%%
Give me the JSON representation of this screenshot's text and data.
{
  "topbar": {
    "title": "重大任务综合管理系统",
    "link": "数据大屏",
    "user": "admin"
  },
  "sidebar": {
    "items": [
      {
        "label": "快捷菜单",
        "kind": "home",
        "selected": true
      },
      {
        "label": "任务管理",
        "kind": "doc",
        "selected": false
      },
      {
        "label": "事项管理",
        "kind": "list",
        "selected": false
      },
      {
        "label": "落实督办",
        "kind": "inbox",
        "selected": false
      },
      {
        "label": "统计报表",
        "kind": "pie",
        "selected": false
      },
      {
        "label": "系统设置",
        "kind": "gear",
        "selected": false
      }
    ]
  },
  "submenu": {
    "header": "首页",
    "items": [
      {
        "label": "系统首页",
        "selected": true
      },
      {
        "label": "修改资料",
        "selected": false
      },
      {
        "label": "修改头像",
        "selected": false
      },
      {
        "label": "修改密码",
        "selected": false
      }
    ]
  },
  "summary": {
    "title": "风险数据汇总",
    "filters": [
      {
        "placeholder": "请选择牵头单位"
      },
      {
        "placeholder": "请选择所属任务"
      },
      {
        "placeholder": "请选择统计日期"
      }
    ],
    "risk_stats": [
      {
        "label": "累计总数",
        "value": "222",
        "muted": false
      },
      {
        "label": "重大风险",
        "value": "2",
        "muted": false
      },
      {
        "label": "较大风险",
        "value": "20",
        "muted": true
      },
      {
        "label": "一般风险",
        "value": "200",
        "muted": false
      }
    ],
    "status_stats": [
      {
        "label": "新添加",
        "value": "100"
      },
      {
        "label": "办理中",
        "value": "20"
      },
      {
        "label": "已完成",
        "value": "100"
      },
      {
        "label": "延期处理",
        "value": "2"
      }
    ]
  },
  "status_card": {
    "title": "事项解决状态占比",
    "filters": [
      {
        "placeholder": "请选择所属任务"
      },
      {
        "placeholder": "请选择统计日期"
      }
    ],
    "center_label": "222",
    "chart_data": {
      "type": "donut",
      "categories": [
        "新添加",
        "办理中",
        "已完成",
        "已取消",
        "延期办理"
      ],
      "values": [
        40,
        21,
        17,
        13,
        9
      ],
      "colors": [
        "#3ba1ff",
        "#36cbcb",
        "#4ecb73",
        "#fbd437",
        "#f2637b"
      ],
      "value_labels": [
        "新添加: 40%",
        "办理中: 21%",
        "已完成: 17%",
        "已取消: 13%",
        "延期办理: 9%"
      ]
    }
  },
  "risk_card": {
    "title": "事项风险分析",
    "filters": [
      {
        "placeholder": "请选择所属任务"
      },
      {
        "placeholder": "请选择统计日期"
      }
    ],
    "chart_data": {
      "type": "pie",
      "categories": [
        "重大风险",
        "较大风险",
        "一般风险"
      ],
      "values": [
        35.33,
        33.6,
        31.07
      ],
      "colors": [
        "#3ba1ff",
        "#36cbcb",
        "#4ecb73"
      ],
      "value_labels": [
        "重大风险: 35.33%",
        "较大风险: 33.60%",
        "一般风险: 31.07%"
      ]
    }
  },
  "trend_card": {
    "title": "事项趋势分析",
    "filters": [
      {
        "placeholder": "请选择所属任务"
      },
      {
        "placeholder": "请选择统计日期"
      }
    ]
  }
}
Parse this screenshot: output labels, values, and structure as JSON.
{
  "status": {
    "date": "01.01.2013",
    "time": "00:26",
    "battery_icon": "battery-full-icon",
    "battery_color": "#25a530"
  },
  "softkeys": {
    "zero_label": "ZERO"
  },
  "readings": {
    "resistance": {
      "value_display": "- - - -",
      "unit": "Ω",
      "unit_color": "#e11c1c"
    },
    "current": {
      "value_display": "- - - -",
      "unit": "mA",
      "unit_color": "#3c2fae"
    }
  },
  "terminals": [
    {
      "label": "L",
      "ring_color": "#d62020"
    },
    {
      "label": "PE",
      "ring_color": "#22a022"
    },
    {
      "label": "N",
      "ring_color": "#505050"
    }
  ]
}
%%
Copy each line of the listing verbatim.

### Solution for this exercise
Give me the JSON representation of this screenshot's text and data.
{
  "topbar": {
    "title": "重大任务综合管理系统",
    "link": "数据大屏",
    "user": "admin"
  },
  "sidebar": {
    "items": [
      {
        "label": "快捷菜单",
        "kind": "home",
        "selected": true
      },
      {
        "label": "任务管理",
        "kind": "doc",
        "selected": false
      },
      {
        "label": "事项管理",
        "kind": "list",
        "selected": false
      },
      {
        "label": "落实督办",
        "kind": "inbox",
        "selected": false
      },
      {
        "label": "统计报表",
        "kind": "pie",
        "selected": false
      },
      {
        "label": "系统设置",
        "kind": "gear",
        "selected": false
      }
    ]
  },
  "submenu": {
    "header": "首页",
    "items": [
      {
        "label": "系统首页",
        "selected": true
      },
      {
        "label": "修改资料",
        "selected": false
      },
      {
        "label": "修改头像",
        "selected": false
      },
      {
        "label": "修改密码",
        "selected": false
      }
    ]
  },
  "summary": {
    "title": "风险数据汇总",
    "filters": [
      {
        "placeholder": "请选择牵头单位"
      },
      {
        "placeholder": "请选择所属任务"
      },
      {
        "placeholder": "请选择统计日期"
      }
    ],
    "risk_stats": [
      {
        "label": "累计总数",
        "value": "222",
        "muted": false
      },
      {
        "label": "重大风险",
        "value": "2",
        "muted": false
      },
      {
        "label": "较大风险",
        "value": "20",
        "muted": true
      },
      {
        "label": "一般风险",
        "value": "200",
        "muted": false
      }
    ],
    "status_stats": [
      {
        "label": "新添加",
        "value": "100"
      },
      {
        "label": "办理中",
        "value": "20"
      },
      {
        "label": "已完成",
        "value": "100"
      },
      {
        "label": "延期处理",
        "value": "2"
      }
    ]
  },
  "status_card": {
    "title": "事项解决状态占比",
    "filters": [
      {
        "placeholder": "请选择所属任务"
      },
      {
        "placeholder": "请选择统计日期"
      }
    ],
    "center_label": "222",
    "chart_data": {
      "type": "donut",
      "categories": [
        "新添加",
        "办理中",
        "已完成",
        "已取消",
        "延期办理"
      ],
      "values": [
        40,
        21,
        17,
        13,
        9
      ],
      "colors": [
        "#3ba1ff",
        "#36cbcb",
        "#4ecb73",
        "#fbd437",
        "#f2637b"
      ],
      "value_labels": [
        "新添加: 40%",
        "办理中: 21%",
        "已完成: 17%",
        "已取消: 13%",
        "延期办理: 9%"
      ]
    }
  },
  "risk_card": {
    "title": "事项风险分析",
    "filters": [
      {
        "placeholder": "请选择所属任务"
      },
      {
        "placeholder": "请选择统计日期"
      }
    ],
    "chart_data": {
      "type": "pie",
      "categories": [
        "重大风险",
        "较大风险",
        "一般风险"
      ],
      "values": [
        35.33,
        33.6,
        31.07
      ],
      "colors": [
        "#3ba1ff",
        "#36cbcb",
        "#4ecb73"
      ],
      "value_labels": [
        "重大风险: 35.33%",
        "较大风险: 33.60%",
        "一般风险: 31.07%"
      ]
    }
  },
  "trend_card": {
    "title": "事项趋势分析",
    "filters": [
      {
        "placeholder": "请选择所属任务"
      },
      {
        "placeholder": "请选择统计日期"
      }
    ]
  }
}
Parse this screenshot: output labels, values, and structure as JSON.
{
  "status": {
    "date": "01.01.2013",
    "time": "00:26",
    "battery_icon": "battery-full-icon",
    "battery_color": "#25a530"
  },
  "softkeys": {
    "zero_label": "ZERO"
  },
  "readings": {
    "resistance": {
      "value_display": "- - - -",
      "unit": "Ω",
      "unit_color": "#e11c1c"
    },
    "current": {
      "value_display": "- - - -",
      "unit": "mA",
      "unit_color": "#3c2fae"
    }
  },
  "terminals": [
    {
      "label": "L",
      "ring_color": "#d62020"
    },
    {
      "label": "PE",
      "ring_color": "#22a022"
    },
    {
      "label": "N",
      "ring_color": "#505050"
    }
  ]
}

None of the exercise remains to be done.